Everybody needs to advertise. And almost everyone does — even if they don’t realize it.
I noticed a new campaign this week for Skin Cola — a non-carbonated, sugar-free drink. Now, if you’re going up against Pepsi and Coke, you’ve got to advertise. But what about Coke and Pepsi — or McDonalds and Burger King? Their brands are universally known and used, yet they can’t seem to spend enough to keep their names in front of our eyes and on our minds.
We used to run an ad-generating promotion that, updated, would be headlined, “The best reason to advertise in 2003 is 2004.”
Merchants who don’t advertise may, at worst, meet a premature demise; at least, they will likely fail to maximize their potential.
Some say they don’t advertise, but that’s usually not true. If they utilize a public relations specialist, flood the media with freebees or seed their markets with spin, that’s advertising — covert advertising.
You get your Brooklyn Paper each week because our advertisers use our pages in an open and above-board manner to promote their goods and services. When you patronize these advertisers, please tell them you saw their message here, in your local Brooklyn Paper.
Getting it right
An old newspaper adage goes, “I don’t care what you say about me in the newspaper — just spell my name right!”
I’d sometimes divine a new reporter’s accuracy quotient by hearing the reporter ask for the spelling of a source’s first name. Marianne, after all, could just as easily be Mary Ann.
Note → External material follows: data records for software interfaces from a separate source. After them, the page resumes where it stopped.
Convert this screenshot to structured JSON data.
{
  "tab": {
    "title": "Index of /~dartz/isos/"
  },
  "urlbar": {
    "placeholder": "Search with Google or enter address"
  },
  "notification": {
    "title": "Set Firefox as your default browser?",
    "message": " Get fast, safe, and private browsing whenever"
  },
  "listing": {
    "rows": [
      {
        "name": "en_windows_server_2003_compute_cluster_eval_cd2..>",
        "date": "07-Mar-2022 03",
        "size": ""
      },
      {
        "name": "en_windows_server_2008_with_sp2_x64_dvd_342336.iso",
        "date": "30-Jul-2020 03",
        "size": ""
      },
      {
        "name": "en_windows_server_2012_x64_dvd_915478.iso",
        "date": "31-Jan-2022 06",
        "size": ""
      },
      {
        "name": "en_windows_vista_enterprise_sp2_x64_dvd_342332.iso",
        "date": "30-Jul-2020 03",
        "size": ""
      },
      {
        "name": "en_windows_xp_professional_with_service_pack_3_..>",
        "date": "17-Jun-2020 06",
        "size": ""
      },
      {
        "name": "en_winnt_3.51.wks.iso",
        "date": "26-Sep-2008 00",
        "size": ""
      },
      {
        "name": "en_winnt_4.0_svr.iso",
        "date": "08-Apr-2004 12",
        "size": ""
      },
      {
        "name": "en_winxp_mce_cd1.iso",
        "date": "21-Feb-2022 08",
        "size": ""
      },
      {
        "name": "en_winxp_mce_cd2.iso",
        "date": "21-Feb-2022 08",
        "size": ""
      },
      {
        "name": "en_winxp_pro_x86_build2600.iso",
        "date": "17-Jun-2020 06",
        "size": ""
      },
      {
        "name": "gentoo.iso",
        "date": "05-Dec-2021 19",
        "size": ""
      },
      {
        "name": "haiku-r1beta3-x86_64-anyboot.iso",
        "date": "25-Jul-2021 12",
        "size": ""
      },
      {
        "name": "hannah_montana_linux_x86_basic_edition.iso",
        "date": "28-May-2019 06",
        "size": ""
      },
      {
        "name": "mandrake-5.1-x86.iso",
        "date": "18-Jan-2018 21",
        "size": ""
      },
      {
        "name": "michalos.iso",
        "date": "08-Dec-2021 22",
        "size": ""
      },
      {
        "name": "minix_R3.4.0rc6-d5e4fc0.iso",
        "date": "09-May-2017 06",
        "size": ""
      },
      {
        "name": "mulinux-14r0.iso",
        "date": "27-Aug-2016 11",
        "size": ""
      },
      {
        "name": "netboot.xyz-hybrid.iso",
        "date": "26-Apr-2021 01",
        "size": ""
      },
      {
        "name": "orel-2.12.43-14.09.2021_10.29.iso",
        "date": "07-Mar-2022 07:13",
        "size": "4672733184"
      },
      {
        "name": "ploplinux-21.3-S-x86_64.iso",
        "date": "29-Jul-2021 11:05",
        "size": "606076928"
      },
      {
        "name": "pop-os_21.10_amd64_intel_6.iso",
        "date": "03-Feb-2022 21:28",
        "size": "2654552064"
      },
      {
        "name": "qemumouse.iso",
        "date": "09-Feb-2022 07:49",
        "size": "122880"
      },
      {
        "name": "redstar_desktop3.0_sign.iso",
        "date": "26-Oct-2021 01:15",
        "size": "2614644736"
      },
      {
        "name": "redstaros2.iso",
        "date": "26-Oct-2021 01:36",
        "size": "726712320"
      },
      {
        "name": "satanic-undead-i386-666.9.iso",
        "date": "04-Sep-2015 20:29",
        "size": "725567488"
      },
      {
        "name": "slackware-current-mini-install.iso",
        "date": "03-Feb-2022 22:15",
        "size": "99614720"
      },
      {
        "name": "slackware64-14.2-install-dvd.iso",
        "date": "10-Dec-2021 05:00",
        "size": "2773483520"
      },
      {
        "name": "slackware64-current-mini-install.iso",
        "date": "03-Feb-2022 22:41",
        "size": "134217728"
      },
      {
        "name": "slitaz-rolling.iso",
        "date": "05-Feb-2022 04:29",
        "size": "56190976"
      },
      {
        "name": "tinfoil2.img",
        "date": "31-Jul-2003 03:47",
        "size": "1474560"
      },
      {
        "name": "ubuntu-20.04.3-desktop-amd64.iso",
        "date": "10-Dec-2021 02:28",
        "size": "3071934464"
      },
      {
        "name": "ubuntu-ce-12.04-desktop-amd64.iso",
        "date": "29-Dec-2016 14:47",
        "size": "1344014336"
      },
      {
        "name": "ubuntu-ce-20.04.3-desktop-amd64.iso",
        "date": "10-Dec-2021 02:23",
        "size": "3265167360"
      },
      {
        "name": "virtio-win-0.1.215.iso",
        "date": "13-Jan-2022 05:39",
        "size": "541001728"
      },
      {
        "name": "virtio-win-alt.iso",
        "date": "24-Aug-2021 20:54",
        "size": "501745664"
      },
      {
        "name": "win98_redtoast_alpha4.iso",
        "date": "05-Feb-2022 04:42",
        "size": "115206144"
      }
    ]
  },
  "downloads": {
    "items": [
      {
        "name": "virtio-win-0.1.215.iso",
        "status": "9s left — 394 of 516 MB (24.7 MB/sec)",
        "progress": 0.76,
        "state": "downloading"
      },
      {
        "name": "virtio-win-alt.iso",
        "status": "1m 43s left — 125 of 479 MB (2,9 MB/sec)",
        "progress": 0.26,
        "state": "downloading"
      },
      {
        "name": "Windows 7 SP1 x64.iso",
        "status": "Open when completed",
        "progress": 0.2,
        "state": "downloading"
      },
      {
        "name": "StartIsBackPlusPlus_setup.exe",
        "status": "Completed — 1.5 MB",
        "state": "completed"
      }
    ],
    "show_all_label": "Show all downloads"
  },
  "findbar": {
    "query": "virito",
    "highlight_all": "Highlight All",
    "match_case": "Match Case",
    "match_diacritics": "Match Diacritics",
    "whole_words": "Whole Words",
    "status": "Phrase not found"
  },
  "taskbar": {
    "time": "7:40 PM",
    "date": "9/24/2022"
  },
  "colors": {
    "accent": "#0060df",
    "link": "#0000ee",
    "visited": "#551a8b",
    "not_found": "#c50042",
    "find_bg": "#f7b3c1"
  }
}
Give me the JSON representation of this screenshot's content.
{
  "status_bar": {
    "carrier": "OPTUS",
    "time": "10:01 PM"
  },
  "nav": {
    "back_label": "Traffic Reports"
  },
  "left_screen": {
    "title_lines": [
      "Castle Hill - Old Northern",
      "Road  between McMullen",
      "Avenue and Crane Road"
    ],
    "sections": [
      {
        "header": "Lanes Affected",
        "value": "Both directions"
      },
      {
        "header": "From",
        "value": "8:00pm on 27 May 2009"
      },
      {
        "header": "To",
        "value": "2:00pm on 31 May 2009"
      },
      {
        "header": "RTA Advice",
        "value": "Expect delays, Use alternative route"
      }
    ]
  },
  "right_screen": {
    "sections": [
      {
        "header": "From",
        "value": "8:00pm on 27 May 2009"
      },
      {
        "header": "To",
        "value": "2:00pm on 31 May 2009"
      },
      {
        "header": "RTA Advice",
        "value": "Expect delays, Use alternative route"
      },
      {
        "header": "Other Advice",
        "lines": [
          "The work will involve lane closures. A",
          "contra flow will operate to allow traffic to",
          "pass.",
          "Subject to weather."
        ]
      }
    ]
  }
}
People are rightfully concerned that their names appear correctly in The Paper — particularly a name that won’t appear all that often; a misspelled name can cloud those 15 minutes of fame and make a Google search problematic for eternity. Most often, however, it’s the substance of an article that will delight or rile.
It’s important for readers to call errors to our attention; even if an error in nuance does not merit a printed correction, knowledge of the questionable point can better inform future stories. A misspelled name, not corrected, can literally take on an identity of its own.
In the case of NY Times reporter Jayson Blair, who injected fiction in dozens of his reports, people felt calling the Times to complain would have been an exercise in futility. At The Brooklyn Paper, we want to hear your praise as well as your criticism.
Now, here’s my oops of the week: In last week’s column, I misspelled the name of The Paper’s early editor. It’s Beverly Cheuvront.
©2003 Community News Group
By submitting this comment, you agree to the following terms:
You agree that you, and not BrooklynPaper.com or its affiliates, are fully responsible for the content that you post. You agree not to post any abusive, obscene, vulgar, slanderous, hateful, threatening or sexually-oriented material or any material that may violate applicable law; doing so may lead to the removal of your post and to your being permanently banned from posting to the site. You grant to BrooklynPaper.com the royalty-free, irrevocable, perpetual and fully sublicensable license to use, reproduce, modify, adapt, publish, translate, create derivative works from, distribute, perform and display such content in whole or in part world-wide and to incorporate it in other works in any form, media or technology now known or later developed.